Thu, 30 May 2002 07:25:53 -0700
[The following my opinion only. I'm not a lawyer. I'm a programmer]
The idea of a 'header file' is something used in only a few languages.
C has header files. Lisp does *not* have header files. Because
Lisp does not have header files the text in section 5 of the LGPL
doesn't apply to Lisp.
Why is all this fuss made about header files? In a C program the
header files can have significant value all by themselves,
outside of their use to compile or use the Library. The LGPL wants to add
a bit of protection for those header files.
Yes, C header files can have macros in them and yes Lisp has something
called a macro as well but Lisp macros are much closer to Lisp functions
than C macros are to C functions. Lisp macros in a Lisp library can
be a signficant part of the value of the Lisp library. It would go
completely against the nature of Lisp to tell people that they

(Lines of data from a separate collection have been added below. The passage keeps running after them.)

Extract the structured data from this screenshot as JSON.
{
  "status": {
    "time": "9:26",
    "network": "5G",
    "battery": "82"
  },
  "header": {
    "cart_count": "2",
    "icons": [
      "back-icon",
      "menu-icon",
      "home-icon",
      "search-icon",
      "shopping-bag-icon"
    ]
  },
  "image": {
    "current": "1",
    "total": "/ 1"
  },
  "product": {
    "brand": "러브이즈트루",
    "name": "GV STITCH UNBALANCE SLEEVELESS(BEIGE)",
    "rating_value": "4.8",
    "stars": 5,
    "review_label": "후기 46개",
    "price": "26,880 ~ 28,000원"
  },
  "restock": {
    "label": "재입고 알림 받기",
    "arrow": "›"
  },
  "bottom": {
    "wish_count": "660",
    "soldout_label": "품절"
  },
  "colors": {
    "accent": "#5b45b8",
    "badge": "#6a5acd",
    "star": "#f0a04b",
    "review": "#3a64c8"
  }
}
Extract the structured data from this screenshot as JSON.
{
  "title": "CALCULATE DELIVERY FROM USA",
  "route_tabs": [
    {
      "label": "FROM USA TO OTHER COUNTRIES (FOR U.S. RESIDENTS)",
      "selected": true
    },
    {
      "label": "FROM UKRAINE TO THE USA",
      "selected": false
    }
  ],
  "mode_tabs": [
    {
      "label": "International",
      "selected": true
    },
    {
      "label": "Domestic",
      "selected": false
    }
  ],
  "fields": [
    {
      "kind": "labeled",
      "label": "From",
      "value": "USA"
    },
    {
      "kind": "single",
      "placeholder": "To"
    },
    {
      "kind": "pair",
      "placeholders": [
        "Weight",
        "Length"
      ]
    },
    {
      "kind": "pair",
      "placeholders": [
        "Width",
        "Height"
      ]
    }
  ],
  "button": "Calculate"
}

can't export powerful Lisp macros an LLGPL'ed library since that will
make any code that uses those macros a derivative work.